The Grid bar chart

The GridBarChart sample shows how to add multiple BoxView elements to a Grid using the bulk AddHorizontal method. By default, these BoxView elements have equal width. The height of each BoxView can then be controlled to resemble a bar chart.

The Grid in the GridBarChart sample shares an AbsoluteLayout parent with an initially invisible Frame. The program also sets a TapGestureRecognizer on each BoxView to use the Frame to display information about the tapped bar.

Alignment in the Grid

The GridAlignment sample demonstrates how to use the VerticalOptions and HorizontalOptions properties to align children in a Grid cell.

The SpacingButtons sample equally spaces Button elements centered in Grid cells.

Cell dividers and borders

The Grid does not include a feature that draws cell dividers or borders. However, you can make your own.

The GridCellDividers demonstrates how to define additional rows and column specifically for thin BoxView elements to mimic dividing lines.

The GridCellBorders program does not create any additional cells but instead aligns BoxView elements in each cell to mimic a cell border.

Almost real-life Grid examples

The KeypadGrid sample uses a Grid to display a keypad:
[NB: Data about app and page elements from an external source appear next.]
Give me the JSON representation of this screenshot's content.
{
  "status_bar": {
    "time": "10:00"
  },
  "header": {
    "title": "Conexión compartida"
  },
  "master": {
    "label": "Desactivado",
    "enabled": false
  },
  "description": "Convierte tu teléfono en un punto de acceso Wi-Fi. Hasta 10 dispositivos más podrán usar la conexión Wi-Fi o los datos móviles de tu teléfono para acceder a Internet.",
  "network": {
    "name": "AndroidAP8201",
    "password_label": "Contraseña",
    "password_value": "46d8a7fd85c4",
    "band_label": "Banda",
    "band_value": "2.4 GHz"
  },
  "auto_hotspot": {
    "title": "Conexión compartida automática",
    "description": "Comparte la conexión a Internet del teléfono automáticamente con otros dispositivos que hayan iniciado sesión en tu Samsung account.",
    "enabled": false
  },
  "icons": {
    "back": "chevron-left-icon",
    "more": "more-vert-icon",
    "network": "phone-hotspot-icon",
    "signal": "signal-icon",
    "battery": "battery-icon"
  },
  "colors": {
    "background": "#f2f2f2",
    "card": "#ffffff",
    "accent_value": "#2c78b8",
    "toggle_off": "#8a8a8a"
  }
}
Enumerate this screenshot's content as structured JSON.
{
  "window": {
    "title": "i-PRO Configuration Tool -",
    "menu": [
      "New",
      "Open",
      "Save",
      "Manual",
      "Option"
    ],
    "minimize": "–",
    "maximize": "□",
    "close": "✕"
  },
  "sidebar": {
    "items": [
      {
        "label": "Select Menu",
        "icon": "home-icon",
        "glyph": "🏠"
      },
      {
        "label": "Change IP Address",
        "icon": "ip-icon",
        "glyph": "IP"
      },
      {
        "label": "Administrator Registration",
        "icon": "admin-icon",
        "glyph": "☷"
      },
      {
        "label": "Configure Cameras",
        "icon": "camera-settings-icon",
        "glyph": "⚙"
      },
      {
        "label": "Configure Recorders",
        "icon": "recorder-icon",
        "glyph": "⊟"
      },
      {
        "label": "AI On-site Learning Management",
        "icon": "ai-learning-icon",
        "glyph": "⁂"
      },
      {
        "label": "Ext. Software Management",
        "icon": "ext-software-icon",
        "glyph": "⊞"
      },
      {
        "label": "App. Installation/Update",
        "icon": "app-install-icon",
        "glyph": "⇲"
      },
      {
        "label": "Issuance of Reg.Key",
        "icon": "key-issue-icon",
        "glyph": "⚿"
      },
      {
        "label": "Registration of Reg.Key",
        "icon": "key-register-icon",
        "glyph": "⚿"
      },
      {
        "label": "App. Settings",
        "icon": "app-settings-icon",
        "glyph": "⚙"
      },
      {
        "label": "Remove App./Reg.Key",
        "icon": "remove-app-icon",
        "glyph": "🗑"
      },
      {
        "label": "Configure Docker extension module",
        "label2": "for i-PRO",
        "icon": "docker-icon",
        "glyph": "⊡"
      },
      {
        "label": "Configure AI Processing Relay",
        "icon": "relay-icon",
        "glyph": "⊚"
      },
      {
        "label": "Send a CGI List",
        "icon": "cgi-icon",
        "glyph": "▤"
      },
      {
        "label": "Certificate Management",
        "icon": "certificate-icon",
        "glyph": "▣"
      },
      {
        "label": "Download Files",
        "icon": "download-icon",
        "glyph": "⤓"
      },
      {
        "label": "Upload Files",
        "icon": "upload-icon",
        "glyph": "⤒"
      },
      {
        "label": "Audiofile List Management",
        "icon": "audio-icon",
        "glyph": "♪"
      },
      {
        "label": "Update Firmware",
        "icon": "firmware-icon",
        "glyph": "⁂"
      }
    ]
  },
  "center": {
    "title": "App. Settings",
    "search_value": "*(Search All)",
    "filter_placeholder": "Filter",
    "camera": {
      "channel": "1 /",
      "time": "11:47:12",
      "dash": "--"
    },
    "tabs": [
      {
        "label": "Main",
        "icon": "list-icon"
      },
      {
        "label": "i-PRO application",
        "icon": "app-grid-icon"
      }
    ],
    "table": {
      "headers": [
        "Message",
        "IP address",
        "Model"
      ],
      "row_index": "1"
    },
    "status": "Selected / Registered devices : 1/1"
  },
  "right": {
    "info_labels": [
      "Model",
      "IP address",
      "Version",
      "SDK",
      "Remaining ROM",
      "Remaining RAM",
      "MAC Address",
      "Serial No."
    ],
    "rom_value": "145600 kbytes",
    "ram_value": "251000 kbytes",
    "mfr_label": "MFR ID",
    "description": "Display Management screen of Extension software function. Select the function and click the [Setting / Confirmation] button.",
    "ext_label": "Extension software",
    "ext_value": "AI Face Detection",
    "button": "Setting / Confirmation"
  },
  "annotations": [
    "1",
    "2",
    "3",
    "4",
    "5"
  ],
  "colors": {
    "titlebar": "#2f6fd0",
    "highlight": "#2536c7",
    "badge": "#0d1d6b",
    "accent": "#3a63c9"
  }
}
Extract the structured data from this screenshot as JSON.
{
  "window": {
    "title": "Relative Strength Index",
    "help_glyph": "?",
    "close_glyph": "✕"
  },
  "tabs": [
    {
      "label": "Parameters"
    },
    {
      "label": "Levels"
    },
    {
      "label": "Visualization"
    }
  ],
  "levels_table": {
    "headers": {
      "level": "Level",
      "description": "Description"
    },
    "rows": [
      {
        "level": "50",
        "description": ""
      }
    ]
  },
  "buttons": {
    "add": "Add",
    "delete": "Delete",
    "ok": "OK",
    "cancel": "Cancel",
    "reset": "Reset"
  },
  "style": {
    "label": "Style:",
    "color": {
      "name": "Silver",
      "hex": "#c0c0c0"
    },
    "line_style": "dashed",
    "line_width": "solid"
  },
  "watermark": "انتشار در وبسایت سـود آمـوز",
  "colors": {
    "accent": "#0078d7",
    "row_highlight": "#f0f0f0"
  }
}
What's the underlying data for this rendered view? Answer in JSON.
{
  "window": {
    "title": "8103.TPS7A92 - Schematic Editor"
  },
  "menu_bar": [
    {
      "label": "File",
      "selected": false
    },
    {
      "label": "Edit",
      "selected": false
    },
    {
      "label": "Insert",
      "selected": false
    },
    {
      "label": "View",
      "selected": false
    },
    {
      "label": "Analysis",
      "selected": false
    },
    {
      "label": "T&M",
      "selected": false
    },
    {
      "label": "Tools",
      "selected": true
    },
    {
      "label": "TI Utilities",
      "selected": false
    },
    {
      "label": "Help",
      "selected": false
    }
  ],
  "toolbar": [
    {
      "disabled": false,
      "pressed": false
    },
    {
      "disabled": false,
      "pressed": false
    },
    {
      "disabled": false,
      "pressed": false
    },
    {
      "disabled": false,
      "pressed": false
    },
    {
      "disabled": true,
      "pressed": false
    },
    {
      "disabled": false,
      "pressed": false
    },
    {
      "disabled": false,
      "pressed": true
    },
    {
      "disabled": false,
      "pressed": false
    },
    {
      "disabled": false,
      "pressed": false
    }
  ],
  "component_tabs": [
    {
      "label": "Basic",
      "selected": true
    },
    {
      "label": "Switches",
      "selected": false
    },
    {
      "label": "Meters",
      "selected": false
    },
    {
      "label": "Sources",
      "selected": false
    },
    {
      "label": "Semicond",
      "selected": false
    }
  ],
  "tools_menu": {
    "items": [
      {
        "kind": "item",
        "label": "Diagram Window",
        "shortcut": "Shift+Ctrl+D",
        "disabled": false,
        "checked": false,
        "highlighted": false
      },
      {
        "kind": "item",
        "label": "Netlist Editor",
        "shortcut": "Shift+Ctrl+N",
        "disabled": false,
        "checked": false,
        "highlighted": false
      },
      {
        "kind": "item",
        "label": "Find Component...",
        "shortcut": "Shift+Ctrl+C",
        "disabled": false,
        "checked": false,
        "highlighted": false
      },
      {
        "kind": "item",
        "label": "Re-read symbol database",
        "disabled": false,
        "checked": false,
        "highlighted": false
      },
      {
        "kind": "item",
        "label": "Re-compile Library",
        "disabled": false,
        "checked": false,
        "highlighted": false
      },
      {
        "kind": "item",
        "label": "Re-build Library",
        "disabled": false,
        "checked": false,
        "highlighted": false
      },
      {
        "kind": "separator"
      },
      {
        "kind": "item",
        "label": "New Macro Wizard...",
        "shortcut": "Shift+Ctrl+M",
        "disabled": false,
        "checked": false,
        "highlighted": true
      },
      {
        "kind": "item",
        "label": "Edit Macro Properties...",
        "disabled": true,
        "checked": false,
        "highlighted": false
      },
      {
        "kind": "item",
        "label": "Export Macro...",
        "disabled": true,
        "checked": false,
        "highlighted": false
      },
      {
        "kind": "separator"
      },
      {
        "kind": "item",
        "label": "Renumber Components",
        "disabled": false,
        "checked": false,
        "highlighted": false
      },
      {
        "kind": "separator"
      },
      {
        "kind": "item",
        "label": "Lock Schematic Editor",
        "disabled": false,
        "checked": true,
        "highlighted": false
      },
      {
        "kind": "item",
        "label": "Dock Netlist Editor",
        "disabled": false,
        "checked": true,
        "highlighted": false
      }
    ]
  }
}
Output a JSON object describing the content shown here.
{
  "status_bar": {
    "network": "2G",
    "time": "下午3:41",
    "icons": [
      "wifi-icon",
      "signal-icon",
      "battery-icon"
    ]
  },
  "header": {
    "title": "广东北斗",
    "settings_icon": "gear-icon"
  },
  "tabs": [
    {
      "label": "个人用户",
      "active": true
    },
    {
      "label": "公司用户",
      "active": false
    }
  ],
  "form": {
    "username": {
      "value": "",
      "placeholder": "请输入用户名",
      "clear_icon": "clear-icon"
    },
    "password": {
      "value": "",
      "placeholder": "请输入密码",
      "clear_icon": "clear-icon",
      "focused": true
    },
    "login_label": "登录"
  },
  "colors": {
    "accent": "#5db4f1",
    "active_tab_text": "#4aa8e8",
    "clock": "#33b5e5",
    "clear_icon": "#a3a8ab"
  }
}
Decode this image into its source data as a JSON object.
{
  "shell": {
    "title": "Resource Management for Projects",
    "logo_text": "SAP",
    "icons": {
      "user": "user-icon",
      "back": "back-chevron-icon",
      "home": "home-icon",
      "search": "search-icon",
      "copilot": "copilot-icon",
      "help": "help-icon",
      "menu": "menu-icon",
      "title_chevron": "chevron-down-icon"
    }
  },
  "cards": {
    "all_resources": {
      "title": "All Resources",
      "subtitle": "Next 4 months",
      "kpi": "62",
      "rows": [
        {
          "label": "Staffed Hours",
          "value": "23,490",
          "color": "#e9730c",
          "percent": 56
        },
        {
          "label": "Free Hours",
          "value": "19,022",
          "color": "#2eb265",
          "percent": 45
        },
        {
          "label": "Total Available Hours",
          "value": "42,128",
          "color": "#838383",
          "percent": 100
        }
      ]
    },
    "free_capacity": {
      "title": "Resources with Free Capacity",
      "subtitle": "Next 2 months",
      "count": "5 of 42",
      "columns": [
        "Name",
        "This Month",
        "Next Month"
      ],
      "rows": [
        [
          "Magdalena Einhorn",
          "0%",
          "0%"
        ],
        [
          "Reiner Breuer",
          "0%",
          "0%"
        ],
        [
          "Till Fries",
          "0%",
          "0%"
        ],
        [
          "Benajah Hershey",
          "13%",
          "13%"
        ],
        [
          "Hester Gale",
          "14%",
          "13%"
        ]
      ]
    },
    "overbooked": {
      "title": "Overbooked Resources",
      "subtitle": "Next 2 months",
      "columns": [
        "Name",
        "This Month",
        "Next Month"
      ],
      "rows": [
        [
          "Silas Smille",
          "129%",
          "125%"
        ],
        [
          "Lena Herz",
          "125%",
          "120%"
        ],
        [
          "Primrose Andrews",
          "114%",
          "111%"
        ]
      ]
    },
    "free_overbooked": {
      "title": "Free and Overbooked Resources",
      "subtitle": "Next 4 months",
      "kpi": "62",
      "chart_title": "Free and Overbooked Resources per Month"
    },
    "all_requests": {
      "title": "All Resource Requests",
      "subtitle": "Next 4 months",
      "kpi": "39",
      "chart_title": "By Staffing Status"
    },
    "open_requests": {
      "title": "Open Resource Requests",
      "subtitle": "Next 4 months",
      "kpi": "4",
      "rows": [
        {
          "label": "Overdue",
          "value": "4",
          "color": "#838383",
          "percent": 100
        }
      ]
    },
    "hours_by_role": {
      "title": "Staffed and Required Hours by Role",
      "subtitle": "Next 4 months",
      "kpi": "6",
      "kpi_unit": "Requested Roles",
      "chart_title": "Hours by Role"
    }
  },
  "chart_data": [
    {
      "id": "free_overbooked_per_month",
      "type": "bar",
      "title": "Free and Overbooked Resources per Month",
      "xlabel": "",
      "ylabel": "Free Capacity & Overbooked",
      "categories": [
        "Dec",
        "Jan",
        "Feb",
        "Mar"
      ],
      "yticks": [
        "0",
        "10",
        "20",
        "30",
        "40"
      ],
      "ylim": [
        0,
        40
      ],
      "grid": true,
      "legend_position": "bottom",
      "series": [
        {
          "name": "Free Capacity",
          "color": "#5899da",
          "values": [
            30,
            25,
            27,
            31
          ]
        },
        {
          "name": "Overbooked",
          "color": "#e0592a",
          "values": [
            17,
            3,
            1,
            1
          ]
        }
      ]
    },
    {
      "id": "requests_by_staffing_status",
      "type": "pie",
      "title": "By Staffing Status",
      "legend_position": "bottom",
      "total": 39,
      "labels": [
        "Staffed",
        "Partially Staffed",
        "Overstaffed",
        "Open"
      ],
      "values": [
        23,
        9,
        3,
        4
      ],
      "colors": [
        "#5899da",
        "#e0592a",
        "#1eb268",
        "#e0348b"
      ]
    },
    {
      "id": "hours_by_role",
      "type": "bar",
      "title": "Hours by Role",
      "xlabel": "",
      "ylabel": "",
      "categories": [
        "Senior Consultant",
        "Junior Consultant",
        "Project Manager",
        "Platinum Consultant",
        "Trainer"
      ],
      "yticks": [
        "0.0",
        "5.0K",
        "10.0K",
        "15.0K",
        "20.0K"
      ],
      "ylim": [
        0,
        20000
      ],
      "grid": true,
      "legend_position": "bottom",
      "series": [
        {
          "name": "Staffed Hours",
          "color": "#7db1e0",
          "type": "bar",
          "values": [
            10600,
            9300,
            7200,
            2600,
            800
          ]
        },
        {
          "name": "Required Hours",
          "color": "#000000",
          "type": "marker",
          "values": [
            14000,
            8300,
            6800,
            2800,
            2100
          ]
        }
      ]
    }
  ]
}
Triple screenshot of Keypad Grid

Responding to orientation changes

The Grid can help structure a program to respond to orientation changes. The GridRgbSliders sample demonstrates a technique that moves an element between a second row of a portrait-oriented phone and the second column of a landscape-oriented phone.

The program initializes Slider elements to a range of 0 to 255, and uses data bindings to display the value of the sliders in hexadecimal. Because the Slider values are floating point, and the .NET formatting string for hexadecimal only works with integers, a DoubleToIntConvert class in the Xamarin.FormsBook.Toolkit library helps out.